A pipeline hack has pumped up the average price, but it's not the only source of pain.
By Yasin Ebrahim
The Japanese tech investor smashed profit records in its home country, capping a wild year in which it rode roller-coaster stock markets from the lows at the beginning of the pandemic to recent highs.
CEO Brian Armstrong said on the company’s Q1 earnings call that it would list coins on the first day that they trade.

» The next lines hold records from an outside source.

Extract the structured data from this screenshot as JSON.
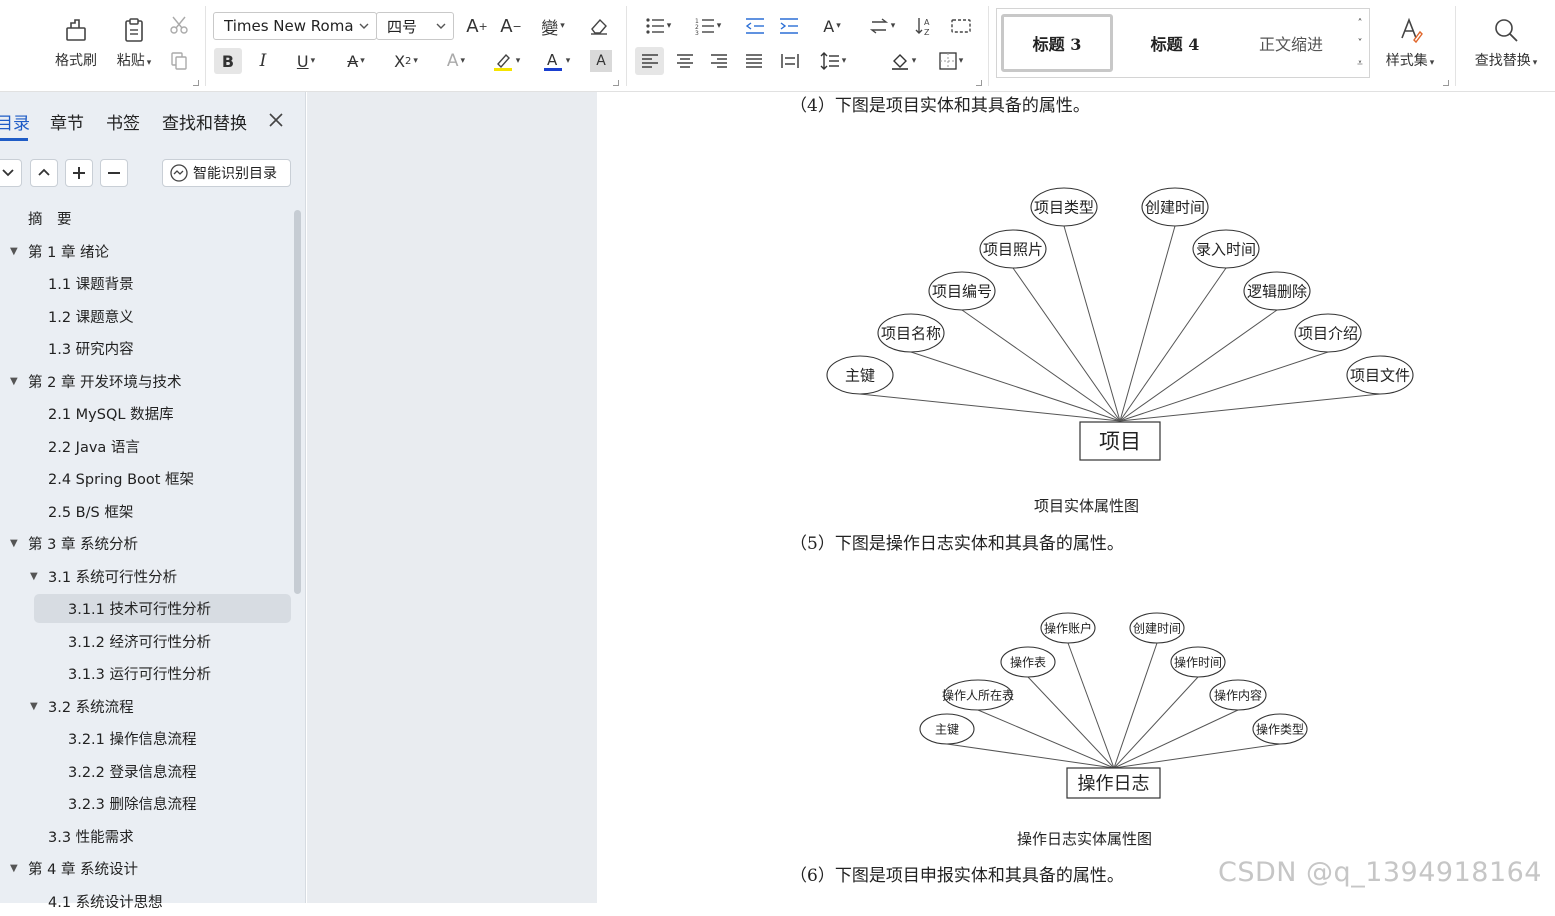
{
  "ribbon": {
    "format_painter": "格式刷",
    "paste": "粘贴",
    "font_name": "Times New Roman",
    "font_size": "四号",
    "styles": [
      "标题 3",
      "标题 4",
      "正文缩进"
    ],
    "style_set": "样式集",
    "find_replace": "查找替换",
    "accent_color": "#2b6fd6",
    "highlight_color": "#f5e400",
    "font_color": "#1a3fd0"
  },
  "sidebar": {
    "tabs": [
      "目录",
      "章节",
      "书签",
      "查找和替换"
    ],
    "smart_toc": "智能识别目录",
    "toc": [
      {
        "label": "摘　要",
        "level": 0
      },
      {
        "label": "第 1 章  绪论",
        "level": 0,
        "expanded": true
      },
      {
        "label": "1.1  课题背景",
        "level": 1
      },
      {
        "label": "1.2  课题意义",
        "level": 1
      },
      {
        "label": "1.3  研究内容",
        "level": 1
      },
      {
        "label": "第 2 章  开发环境与技术",
        "level": 0,
        "expanded": true
      },
      {
        "label": "2.1 MySQL 数据库",
        "level": 1
      },
      {
        "label": "2.2 Java 语言",
        "level": 1
      },
      {
        "label": "2.4 Spring Boot 框架",
        "level": 1
      },
      {
        "label": "2.5 B/S 框架",
        "level": 1
      },
      {
        "label": "第 3 章  系统分析",
        "level": 0,
        "expanded": true
      },
      {
        "label": "3.1  系统可行性分析",
        "level": 1,
        "expanded": true
      },
      {
        "label": "3.1.1 技术可行性分析",
        "level": 2,
        "selected": true
      },
      {
        "label": "3.1.2 经济可行性分析",
        "level": 2
      },
      {
        "label": "3.1.3 运行可行性分析",
        "level": 2
      },
      {
        "label": "3.2  系统流程",
        "level": 1,
        "expanded": true
      },
      {
        "label": "3.2.1  操作信息流程",
        "level": 2
      },
      {
        "label": "3.2.2  登录信息流程",
        "level": 2
      },
      {
        "label": "3.2.3  删除信息流程",
        "level": 2
      },
      {
        "label": "3.3  性能需求",
        "level": 1
      },
      {
        "label": "第 4 章  系统设计",
        "level": 0,
        "expanded": true
      },
      {
        "label": "4.1  系统设计思想",
        "level": 1
      }
    ]
  },
  "document": {
    "para4": "（4）下图是项目实体和其具备的属性。",
    "diagram1": {
      "entity": "项目",
      "attributes": [
        "主键",
        "项目名称",
        "项目编号",
        "项目照片",
        "项目类型",
        "创建时间",
        "录入时间",
        "逻辑删除",
        "项目介绍",
        "项目文件"
      ],
      "caption": "项目实体属性图"
    },
    "para5": "（5）下图是操作日志实体和其具备的属性。",
    "diagram2": {
      "entity": "操作日志",
      "attributes": [
        "主键",
        "操作人所在表",
        "操作表",
        "操作账户",
        "创建时间",
        "操作时间",
        "操作内容",
        "操作类型"
      ],
      "caption": "操作日志实体属性图"
    },
    "para6": "（6）下图是项目申报实体和其具备的属性。",
    "watermark": "CSDN @q_1394918164"
  }
}
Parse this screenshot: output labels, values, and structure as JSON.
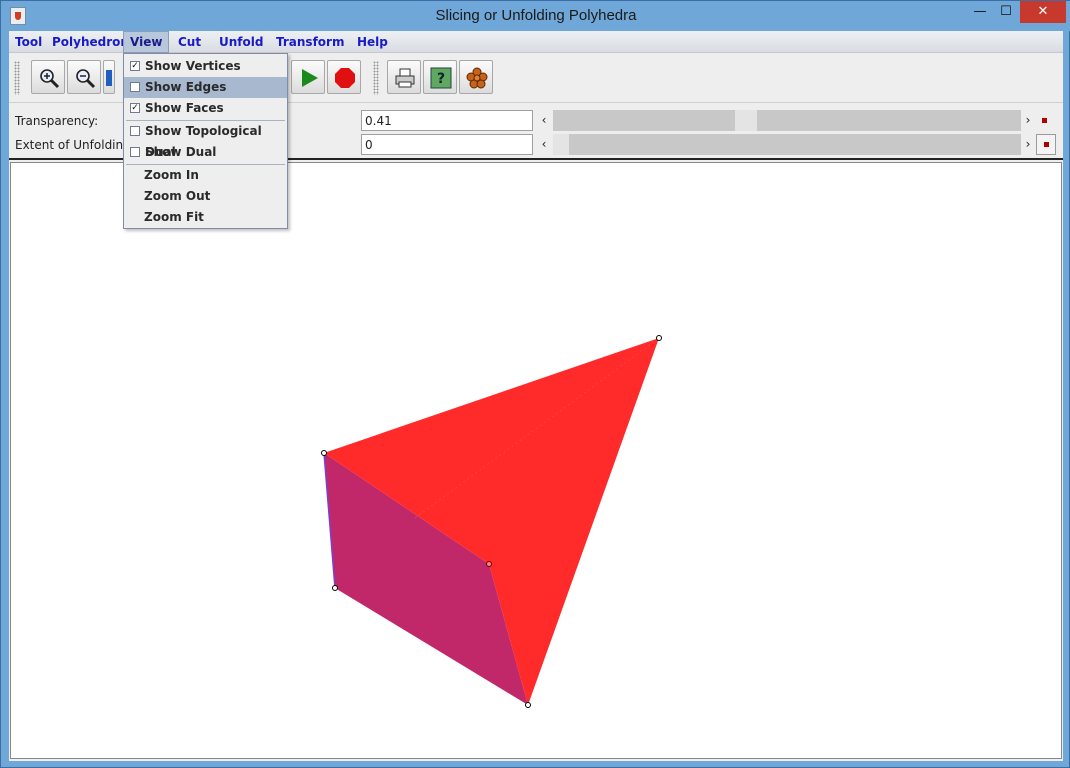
{
  "window": {
    "title": "Slicing or Unfolding Polyhedra"
  },
  "menubar": {
    "items": [
      {
        "label": "Tool"
      },
      {
        "label": "Polyhedron"
      },
      {
        "label": "View"
      },
      {
        "label": "Cut"
      },
      {
        "label": "Unfold"
      },
      {
        "label": "Transform"
      },
      {
        "label": "Help"
      }
    ],
    "active": "View"
  },
  "view_menu": {
    "items": [
      {
        "label": "Show Vertices",
        "checkbox": true,
        "checked": true
      },
      {
        "label": "Show Edges",
        "checkbox": true,
        "checked": false,
        "highlighted": true
      },
      {
        "label": "Show Faces",
        "checkbox": true,
        "checked": true
      },
      {
        "label": "Show Topological Dual",
        "checkbox": true,
        "checked": false
      },
      {
        "label": "Show Dual",
        "checkbox": true,
        "checked": false
      },
      {
        "label": "Zoom In"
      },
      {
        "label": "Zoom Out"
      },
      {
        "label": "Zoom Fit"
      }
    ]
  },
  "toolbar": {
    "buttons": [
      "zoom-in-icon",
      "zoom-out-icon",
      "fit-icon",
      "play-icon",
      "stop-icon",
      "print-icon",
      "help-icon",
      "polyhedron-icon"
    ],
    "colors": {
      "play": "#1a8a1a",
      "stop": "#e01010"
    }
  },
  "controls": {
    "transparency_label": "Transparency:",
    "transparency_value": "0.41",
    "unfolding_label": "Extent of Unfolding:",
    "unfolding_value": "0"
  },
  "scene": {
    "colors": {
      "front_face": "#ff2a2a",
      "side_face": "#c0286a",
      "edge_highlight": "#7a3fd0"
    }
  }
}
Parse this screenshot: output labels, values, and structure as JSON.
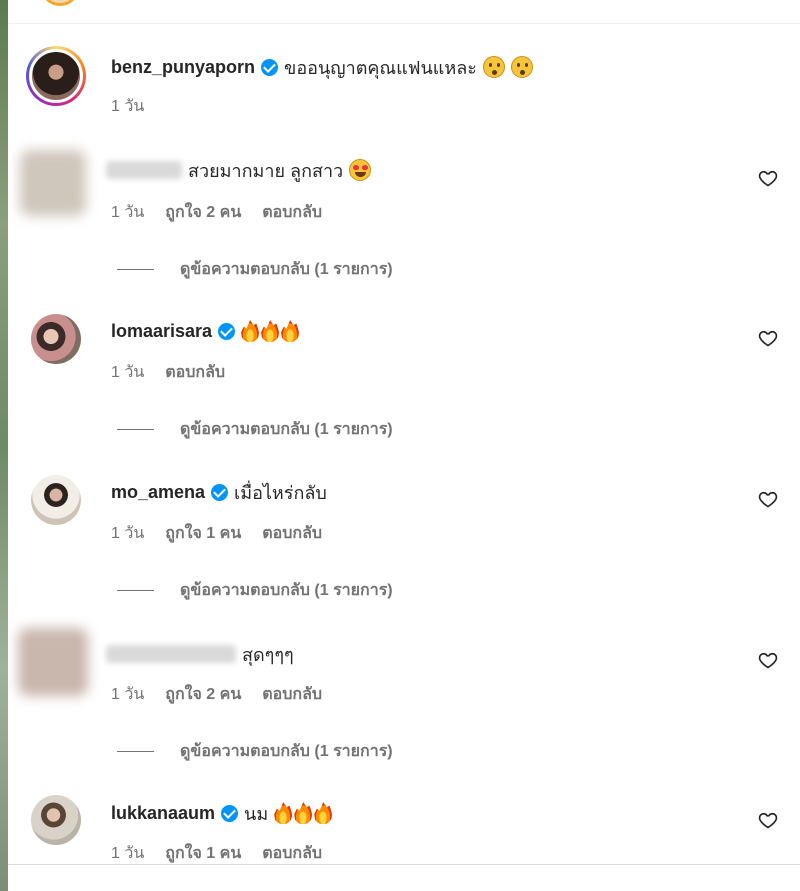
{
  "comments": [
    {
      "username": "benz_punyaporn",
      "verified": true,
      "text": "ขออนุญาตคุณแฟนแหละ",
      "emoji": [
        "face-icon",
        "face-icon"
      ],
      "time": "1 วัน"
    },
    {
      "username": "",
      "blurred": true,
      "text": "สวยมากมาย ลูกสาว",
      "emoji": [
        "heart-eyes-icon"
      ],
      "time": "1 วัน",
      "likes": "ถูกใจ 2 คน",
      "reply": "ตอบกลับ",
      "view_replies": "ดูข้อความตอบกลับ (1 รายการ)"
    },
    {
      "username": "lomaarisara",
      "verified": true,
      "text": "",
      "emoji": [
        "fire-icon",
        "fire-icon",
        "fire-icon"
      ],
      "time": "1 วัน",
      "reply": "ตอบกลับ",
      "view_replies": "ดูข้อความตอบกลับ (1 รายการ)"
    },
    {
      "username": "mo_amena",
      "verified": true,
      "text": "เมื่อไหร่กลับ",
      "time": "1 วัน",
      "likes": "ถูกใจ 1 คน",
      "reply": "ตอบกลับ",
      "view_replies": "ดูข้อความตอบกลับ (1 รายการ)"
    },
    {
      "username": "",
      "blurred": true,
      "text": "สุดๆๆๆ",
      "time": "1 วัน",
      "likes": "ถูกใจ 2 คน",
      "reply": "ตอบกลับ",
      "view_replies": "ดูข้อความตอบกลับ (1 รายการ)"
    },
    {
      "username": "lukkanaaum",
      "verified": true,
      "text": "นม",
      "emoji": [
        "fire-icon",
        "fire-icon",
        "fire-icon"
      ],
      "time": "1 วัน",
      "likes": "ถูกใจ 1 คน",
      "reply": "ตอบกลับ"
    }
  ],
  "colors": {
    "verified_badge": "#0095f6",
    "secondary_text": "#737373",
    "primary_text": "#262626"
  }
}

(Bloomberg) -- Fisker Inc.’s existing agreement to develop an electric vehicle with Foxconn Technology Group will now include a factory in the U.S., the companies said in a statement Thursday.The joint project -- codenamed Project PEAR -- is targeting a start of production in the U.S. by the fourth quarter of 2023. The companies said they’re considering multiple sites around the world to support eventual global manufacturing capacity of 250,000 units a year. The partners plan to unveil a prototype of their jointly developed car later this year.Los Angeles-based Fisker’s shares rose as much as 22% to $12.13 in late trading in New York. The stock is down 32% this year through Thursday’s close. Hon Hai Precision Industry Co., the main listed arm of Foxconn, is up 14% for the year in Taipei. Electric vehicles have risen in prominence in recent months, with everyone from established automakers like Geely to smartphone purveyor Xiaomi Corp. making big investments in the category. Foxconn has an EV platform that will be used to launch two light vehicles in the fourth quarter of this year, Chairman Young Liu said in February. The company has also inked a manufacturing deal with Chinese startup Byton Ltd. and been among a coterie of suppliers and assemblers linked with a potential Apple Inc. car.Read more: IPhone Maker Foxconn to Help Launch Electric Cars This YearFisker is one of a wave of startups to go public via a special purpose acquisition company, or SPAC, and seek a fast-track challenge to Tesla Inc. in the EV market. It’s also the second battery-powered-car venture founded by its namesake founder and chief executive officer, Henrik Fisker, a longtime auto designer. Fisker’s first venture, Fisker Automotive, filed for bankruptcy in 2013.China Tech Giants Bet $19 Billion on Global Electric Car FrenzyUnder the agreement, Fisker and Foxconn will jointly invest in Project PEAR -- short for Personal Electric Automotive Revolution -- with each company taking proceeds if the launch is successful. Spending on the partnership will be hefty. Liu told analysts on Friday that building 10,000 cars per month in the U.S. will require $1 billion of capital expenditure, though he declined to elaborate on how the two companies will split the costs.Foxconn has said it will decide between Mexico and Wisconsin for the site of its first electric-car plant this year. The companies didn’t disclose any specifications of the vehicle they’re developing.The companies said the jointly developed vehicle will be priced below $30,000. Taiwan-based Foxconn, best known for assembling iPhones, is the second major manufacturer with which Fisker has announced a partnership since reaching a deal to go public last year. In October, the EV startup said Magna International Inc. would help it build its debut model. The Ocean electric SUV is scheduled to start production in late 2022 at a Magna facility in Graz, Austria.(Updates with Hon Hai executive’s comments in sixth paragraph)For more articles like this, please visit us at bloomberg.comSubscribe now to stay ahead with the most trusted business news source.©2021 Bloomberg L.P.